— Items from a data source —

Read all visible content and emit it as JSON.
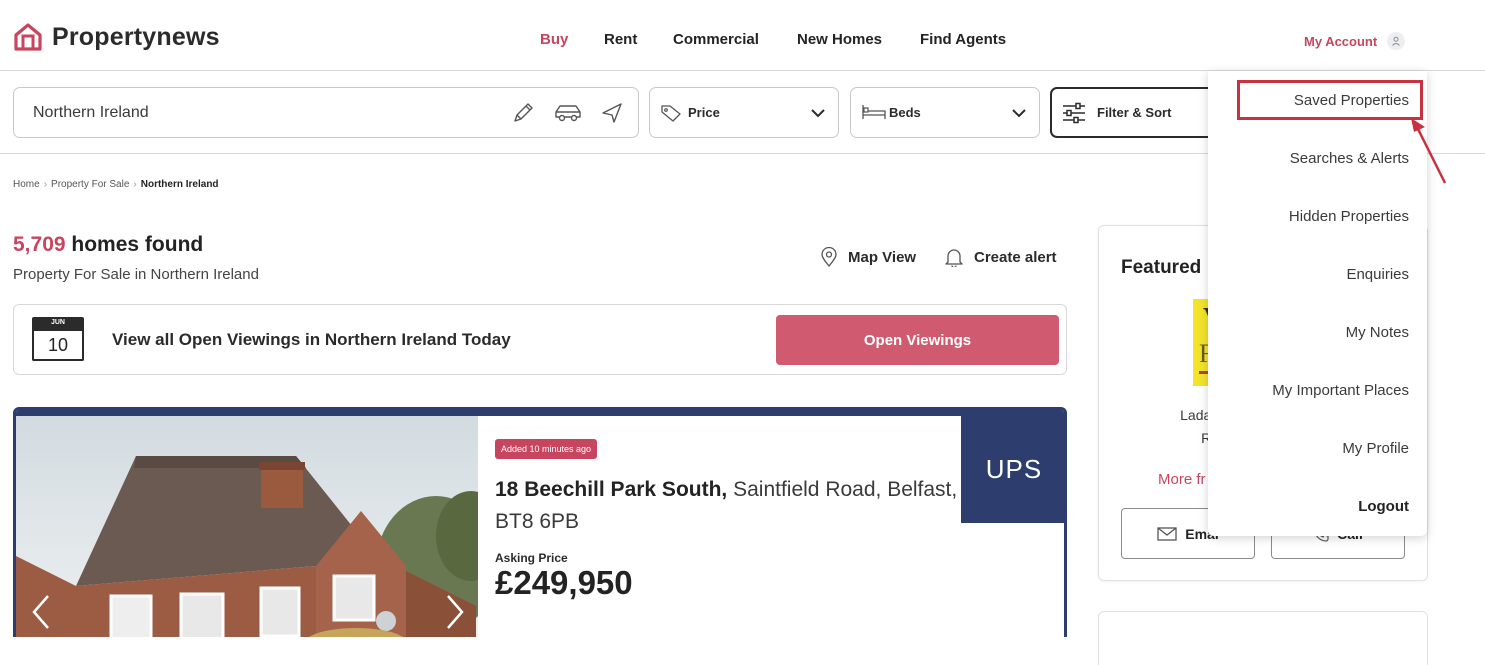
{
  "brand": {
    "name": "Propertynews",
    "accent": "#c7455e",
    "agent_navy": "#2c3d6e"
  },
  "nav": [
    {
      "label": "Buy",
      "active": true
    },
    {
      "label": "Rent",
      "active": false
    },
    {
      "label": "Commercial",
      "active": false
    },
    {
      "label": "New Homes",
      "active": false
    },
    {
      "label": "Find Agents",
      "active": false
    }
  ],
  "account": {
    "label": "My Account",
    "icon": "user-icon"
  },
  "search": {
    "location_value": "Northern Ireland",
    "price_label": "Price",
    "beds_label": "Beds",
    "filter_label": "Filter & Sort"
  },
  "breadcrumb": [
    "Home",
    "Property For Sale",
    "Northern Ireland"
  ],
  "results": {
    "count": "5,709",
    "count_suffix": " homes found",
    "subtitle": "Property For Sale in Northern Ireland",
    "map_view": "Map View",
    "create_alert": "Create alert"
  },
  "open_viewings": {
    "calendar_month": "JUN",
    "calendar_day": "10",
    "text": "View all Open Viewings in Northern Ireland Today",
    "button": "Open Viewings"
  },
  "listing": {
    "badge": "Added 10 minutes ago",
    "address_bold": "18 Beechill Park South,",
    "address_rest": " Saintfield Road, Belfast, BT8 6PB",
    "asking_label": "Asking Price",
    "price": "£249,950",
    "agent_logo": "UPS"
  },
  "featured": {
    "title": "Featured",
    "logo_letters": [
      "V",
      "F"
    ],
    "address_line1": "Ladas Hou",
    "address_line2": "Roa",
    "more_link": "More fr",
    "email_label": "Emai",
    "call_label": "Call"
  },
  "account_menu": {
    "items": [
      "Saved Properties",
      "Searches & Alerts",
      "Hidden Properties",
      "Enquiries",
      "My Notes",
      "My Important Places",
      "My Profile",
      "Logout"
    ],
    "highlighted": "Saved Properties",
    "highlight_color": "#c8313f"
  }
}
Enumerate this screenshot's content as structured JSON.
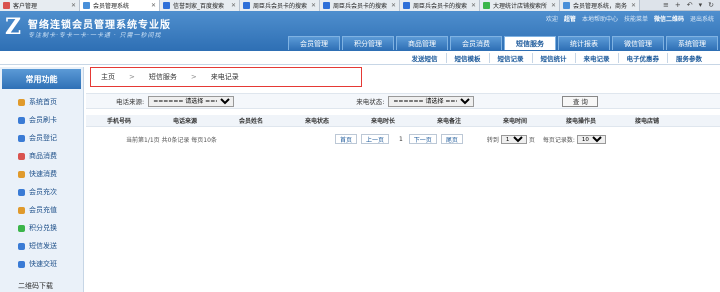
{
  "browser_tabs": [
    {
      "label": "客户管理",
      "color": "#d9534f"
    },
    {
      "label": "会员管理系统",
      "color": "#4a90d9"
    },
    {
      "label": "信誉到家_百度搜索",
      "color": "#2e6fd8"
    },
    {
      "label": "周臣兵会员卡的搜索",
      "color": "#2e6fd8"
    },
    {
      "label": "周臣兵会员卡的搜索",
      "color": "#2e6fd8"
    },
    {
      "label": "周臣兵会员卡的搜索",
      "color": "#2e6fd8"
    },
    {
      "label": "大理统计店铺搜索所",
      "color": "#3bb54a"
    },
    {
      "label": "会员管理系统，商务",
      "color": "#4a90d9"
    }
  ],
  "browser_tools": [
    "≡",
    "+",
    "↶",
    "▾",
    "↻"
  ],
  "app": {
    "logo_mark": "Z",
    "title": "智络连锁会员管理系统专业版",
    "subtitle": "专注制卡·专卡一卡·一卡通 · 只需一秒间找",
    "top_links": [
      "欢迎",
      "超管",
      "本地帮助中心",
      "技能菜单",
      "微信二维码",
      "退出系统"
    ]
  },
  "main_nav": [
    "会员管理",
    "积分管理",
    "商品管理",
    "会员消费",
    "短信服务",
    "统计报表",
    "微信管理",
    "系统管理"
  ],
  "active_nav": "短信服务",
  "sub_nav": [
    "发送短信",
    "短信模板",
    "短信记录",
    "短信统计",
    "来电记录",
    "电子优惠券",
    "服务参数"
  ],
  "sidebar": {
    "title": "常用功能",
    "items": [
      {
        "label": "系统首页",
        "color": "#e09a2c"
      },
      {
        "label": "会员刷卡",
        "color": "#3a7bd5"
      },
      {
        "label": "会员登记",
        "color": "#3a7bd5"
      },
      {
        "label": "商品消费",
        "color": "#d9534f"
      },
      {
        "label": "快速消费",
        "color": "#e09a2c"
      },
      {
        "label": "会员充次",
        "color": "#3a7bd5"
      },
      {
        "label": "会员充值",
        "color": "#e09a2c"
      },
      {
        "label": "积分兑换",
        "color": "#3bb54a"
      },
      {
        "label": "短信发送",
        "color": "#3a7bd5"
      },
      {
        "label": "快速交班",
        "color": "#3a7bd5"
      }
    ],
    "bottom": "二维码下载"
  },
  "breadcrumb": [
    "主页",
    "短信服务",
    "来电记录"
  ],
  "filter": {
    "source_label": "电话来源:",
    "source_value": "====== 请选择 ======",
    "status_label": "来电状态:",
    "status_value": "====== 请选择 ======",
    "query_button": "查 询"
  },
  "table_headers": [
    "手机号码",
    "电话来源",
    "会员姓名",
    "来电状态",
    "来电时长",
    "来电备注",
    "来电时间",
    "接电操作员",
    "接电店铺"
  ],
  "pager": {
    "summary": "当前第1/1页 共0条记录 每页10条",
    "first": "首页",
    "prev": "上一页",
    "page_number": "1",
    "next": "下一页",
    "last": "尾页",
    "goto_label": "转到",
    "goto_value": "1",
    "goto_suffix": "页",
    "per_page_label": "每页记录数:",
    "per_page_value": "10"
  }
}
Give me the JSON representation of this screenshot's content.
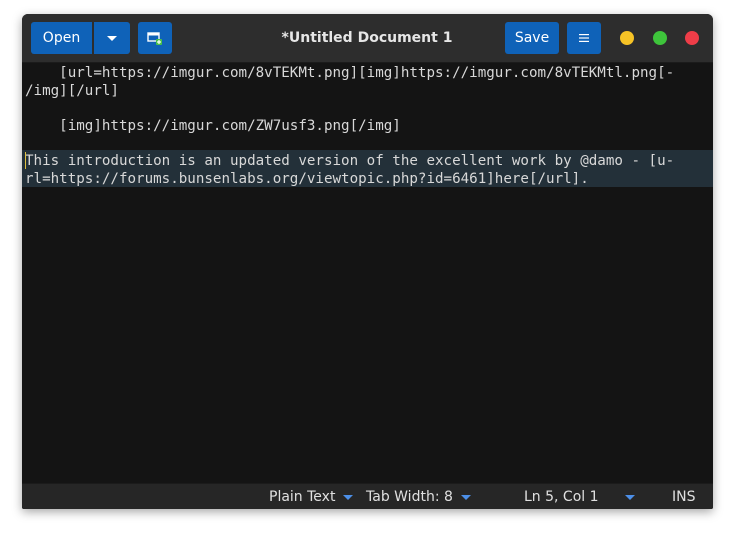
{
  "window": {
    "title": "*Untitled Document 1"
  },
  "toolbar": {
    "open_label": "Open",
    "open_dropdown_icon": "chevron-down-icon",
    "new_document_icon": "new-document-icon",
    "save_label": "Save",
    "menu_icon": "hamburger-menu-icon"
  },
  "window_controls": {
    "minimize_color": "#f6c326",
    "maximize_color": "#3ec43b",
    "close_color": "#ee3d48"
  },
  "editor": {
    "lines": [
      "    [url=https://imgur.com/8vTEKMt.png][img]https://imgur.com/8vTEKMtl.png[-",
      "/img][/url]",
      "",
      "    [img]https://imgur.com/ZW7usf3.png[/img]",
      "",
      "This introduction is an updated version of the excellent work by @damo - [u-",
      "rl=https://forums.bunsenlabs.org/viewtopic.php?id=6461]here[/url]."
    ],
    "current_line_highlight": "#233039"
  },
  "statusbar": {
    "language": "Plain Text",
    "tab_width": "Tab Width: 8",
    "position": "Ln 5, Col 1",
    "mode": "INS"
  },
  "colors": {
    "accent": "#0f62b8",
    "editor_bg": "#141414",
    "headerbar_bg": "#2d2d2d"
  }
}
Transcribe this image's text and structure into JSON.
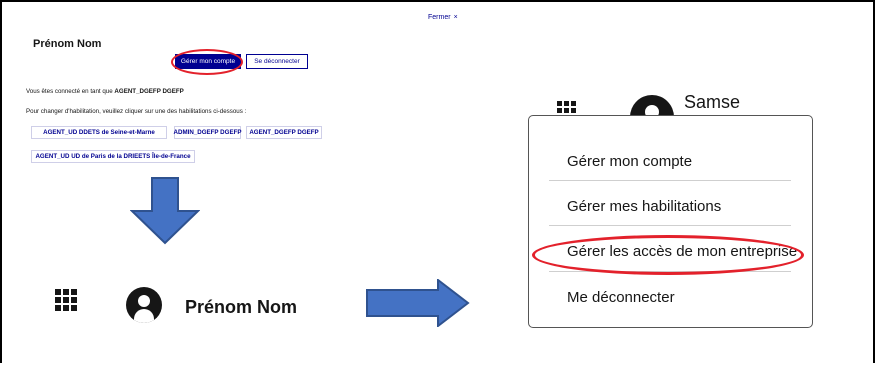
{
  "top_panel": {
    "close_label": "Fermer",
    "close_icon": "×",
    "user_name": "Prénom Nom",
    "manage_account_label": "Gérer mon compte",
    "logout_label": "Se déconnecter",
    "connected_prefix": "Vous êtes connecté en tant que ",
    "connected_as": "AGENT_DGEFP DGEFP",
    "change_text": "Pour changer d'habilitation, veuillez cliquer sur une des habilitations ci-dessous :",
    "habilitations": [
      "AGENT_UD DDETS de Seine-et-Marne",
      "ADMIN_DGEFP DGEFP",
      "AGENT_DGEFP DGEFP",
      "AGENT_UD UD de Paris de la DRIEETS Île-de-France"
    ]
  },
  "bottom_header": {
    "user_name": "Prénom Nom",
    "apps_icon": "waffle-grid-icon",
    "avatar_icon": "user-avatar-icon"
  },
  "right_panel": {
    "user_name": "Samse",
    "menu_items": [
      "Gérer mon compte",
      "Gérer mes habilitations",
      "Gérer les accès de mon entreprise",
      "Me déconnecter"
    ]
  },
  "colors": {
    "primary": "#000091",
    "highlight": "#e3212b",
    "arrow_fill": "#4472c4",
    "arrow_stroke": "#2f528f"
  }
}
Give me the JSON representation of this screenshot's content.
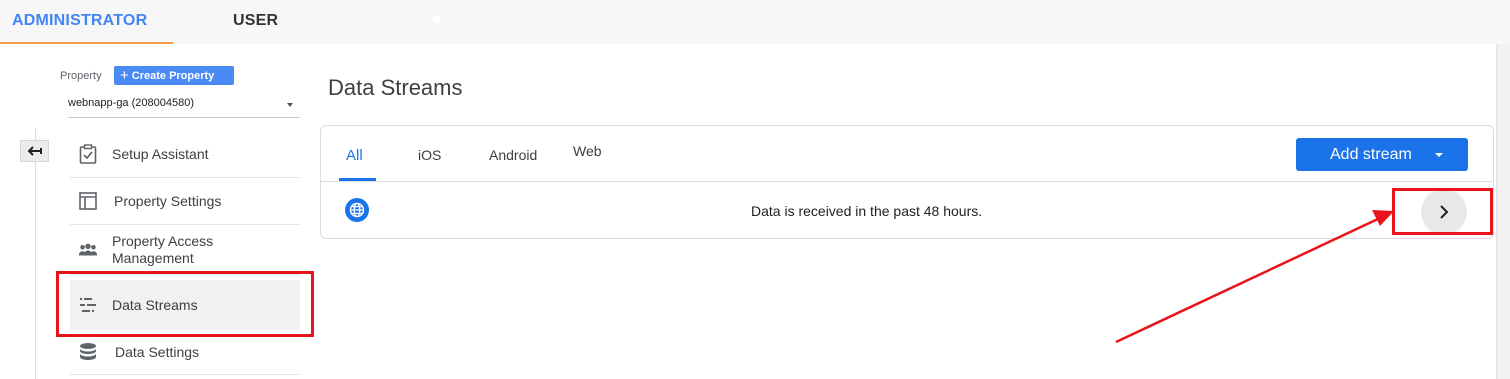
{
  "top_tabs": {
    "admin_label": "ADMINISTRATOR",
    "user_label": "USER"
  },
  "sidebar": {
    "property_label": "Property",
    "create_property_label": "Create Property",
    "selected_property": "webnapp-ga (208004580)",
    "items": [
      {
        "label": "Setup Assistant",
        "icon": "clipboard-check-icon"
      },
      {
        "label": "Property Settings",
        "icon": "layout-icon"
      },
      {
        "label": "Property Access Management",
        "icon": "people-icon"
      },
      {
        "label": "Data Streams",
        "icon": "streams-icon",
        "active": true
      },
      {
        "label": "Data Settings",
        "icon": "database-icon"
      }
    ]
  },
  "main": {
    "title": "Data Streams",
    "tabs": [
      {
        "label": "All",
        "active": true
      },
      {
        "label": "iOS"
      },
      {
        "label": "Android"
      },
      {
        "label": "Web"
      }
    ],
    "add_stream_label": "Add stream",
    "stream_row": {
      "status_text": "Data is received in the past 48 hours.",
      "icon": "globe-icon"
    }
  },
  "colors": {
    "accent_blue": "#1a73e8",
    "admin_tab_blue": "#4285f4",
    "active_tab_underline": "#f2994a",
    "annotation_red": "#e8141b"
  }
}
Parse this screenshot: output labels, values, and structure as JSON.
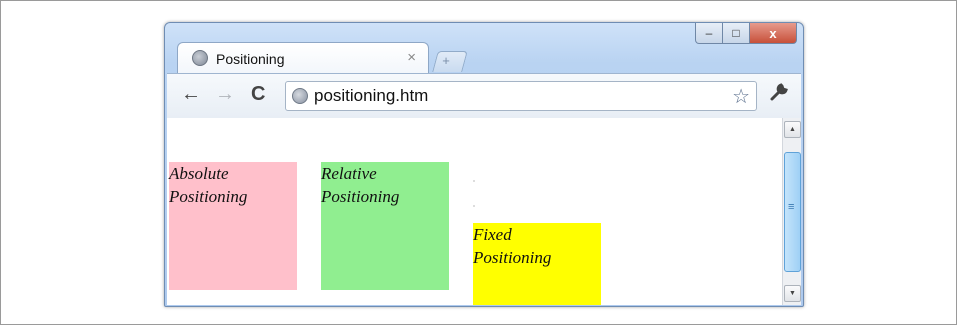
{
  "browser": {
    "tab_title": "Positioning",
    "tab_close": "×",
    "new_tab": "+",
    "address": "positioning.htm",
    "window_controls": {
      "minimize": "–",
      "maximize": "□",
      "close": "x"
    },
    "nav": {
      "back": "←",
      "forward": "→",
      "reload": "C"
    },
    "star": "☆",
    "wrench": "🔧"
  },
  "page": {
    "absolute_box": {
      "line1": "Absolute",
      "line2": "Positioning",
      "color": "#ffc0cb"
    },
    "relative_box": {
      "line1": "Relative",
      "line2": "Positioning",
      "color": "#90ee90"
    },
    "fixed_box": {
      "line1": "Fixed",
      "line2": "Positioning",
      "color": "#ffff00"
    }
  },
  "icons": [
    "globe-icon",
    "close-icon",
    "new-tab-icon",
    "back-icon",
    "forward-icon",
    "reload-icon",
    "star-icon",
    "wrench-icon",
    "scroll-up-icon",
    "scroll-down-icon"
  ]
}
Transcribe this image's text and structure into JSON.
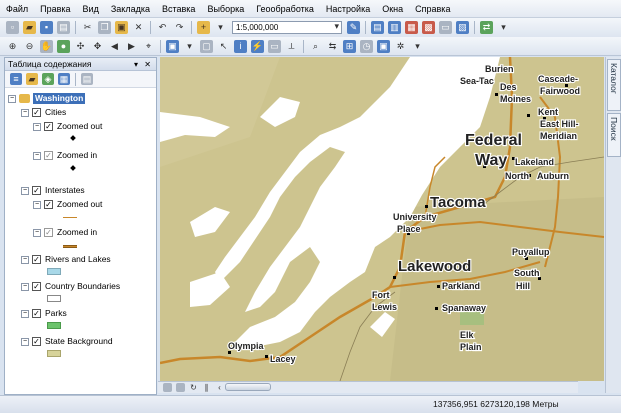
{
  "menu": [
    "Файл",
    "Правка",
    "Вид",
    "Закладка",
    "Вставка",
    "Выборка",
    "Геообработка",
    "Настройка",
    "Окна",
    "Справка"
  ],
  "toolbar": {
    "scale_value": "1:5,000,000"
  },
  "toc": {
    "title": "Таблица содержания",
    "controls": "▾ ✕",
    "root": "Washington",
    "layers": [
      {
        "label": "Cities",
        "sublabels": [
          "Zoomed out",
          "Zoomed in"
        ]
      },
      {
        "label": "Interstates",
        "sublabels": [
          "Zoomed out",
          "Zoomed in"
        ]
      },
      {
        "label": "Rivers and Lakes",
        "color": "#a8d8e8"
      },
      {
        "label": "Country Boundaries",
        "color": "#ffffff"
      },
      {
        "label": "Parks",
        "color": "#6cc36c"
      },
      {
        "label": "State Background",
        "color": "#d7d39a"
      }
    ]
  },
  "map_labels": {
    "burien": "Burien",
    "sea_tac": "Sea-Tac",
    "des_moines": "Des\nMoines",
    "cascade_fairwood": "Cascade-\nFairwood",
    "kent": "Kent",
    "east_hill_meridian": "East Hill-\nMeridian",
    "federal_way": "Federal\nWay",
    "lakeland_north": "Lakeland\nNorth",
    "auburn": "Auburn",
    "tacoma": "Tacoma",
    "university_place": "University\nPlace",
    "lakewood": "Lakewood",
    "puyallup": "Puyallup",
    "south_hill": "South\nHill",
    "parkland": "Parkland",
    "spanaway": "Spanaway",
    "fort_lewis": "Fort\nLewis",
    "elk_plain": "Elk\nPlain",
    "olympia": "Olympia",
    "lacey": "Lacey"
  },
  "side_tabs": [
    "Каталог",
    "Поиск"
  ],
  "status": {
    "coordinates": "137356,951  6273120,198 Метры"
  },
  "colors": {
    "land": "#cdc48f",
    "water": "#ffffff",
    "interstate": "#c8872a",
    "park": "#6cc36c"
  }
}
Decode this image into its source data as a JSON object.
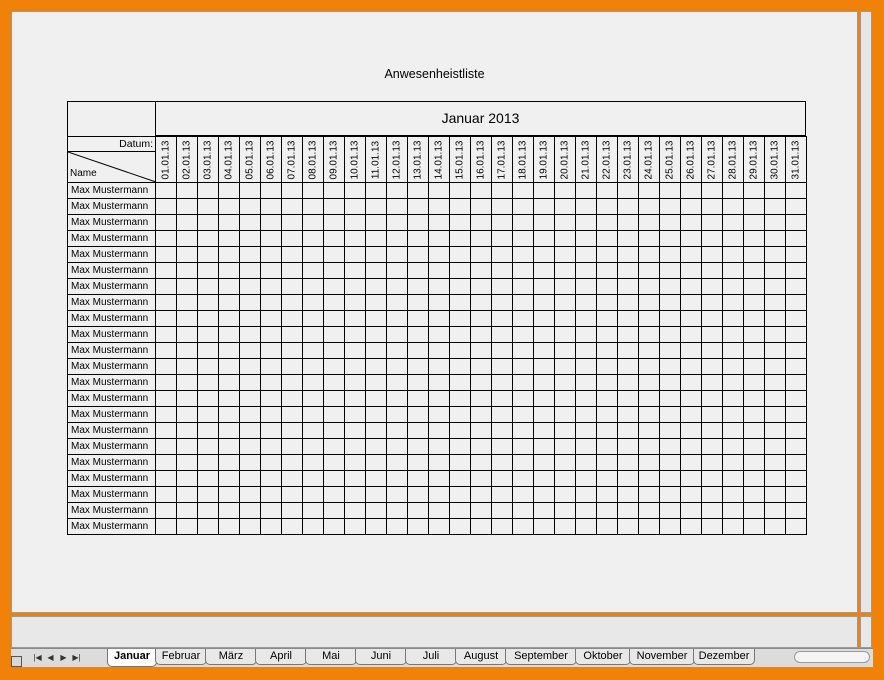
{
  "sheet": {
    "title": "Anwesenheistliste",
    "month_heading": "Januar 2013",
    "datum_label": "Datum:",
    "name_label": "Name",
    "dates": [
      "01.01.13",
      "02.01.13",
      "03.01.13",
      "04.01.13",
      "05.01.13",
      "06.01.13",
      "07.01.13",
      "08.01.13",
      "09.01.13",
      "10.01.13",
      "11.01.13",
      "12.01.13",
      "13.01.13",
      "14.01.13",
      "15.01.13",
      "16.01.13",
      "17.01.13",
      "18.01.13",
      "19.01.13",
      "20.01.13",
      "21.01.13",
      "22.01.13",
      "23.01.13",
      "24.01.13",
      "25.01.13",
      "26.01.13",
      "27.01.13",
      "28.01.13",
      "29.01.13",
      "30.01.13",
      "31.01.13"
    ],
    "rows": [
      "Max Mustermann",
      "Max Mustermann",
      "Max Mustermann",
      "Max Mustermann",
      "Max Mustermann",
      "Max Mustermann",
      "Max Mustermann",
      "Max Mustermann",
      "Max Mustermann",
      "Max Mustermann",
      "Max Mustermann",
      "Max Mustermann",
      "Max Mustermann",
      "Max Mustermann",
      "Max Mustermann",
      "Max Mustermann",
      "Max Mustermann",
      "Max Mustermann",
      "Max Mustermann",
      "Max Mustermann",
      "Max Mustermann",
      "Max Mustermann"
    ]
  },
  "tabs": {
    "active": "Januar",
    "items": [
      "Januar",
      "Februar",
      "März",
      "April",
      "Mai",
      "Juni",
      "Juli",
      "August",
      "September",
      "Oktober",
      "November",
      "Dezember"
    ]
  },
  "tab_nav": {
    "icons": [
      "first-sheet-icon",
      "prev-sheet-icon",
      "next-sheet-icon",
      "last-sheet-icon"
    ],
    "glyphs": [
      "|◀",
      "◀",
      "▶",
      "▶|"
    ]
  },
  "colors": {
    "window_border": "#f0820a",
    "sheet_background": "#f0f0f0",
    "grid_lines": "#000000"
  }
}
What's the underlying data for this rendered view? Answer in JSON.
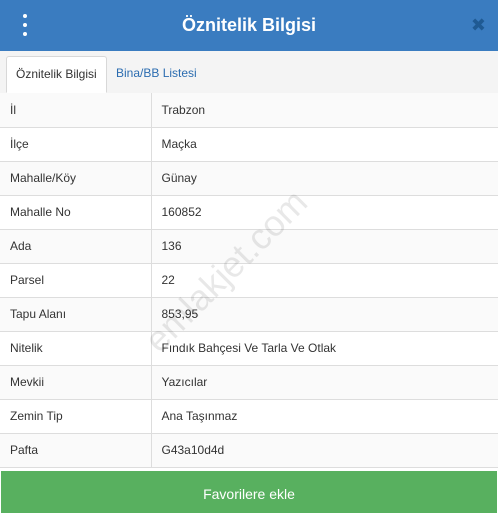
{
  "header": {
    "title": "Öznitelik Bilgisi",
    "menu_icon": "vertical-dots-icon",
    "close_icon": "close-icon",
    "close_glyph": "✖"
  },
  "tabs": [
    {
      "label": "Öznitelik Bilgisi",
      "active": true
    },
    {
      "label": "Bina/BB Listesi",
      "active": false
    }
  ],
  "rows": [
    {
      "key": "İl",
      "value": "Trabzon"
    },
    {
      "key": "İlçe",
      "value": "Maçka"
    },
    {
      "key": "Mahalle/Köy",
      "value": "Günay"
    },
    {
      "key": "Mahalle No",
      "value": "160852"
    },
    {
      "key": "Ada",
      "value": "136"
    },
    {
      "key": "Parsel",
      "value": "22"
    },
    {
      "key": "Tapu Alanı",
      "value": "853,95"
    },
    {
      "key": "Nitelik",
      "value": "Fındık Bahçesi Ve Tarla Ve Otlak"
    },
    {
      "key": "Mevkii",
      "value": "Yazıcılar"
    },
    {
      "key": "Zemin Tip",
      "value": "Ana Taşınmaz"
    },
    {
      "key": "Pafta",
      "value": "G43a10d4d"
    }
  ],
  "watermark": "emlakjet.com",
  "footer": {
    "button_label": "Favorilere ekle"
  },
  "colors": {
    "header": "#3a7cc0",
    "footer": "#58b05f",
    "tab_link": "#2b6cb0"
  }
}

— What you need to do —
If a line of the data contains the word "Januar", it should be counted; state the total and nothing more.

— Written solution —
3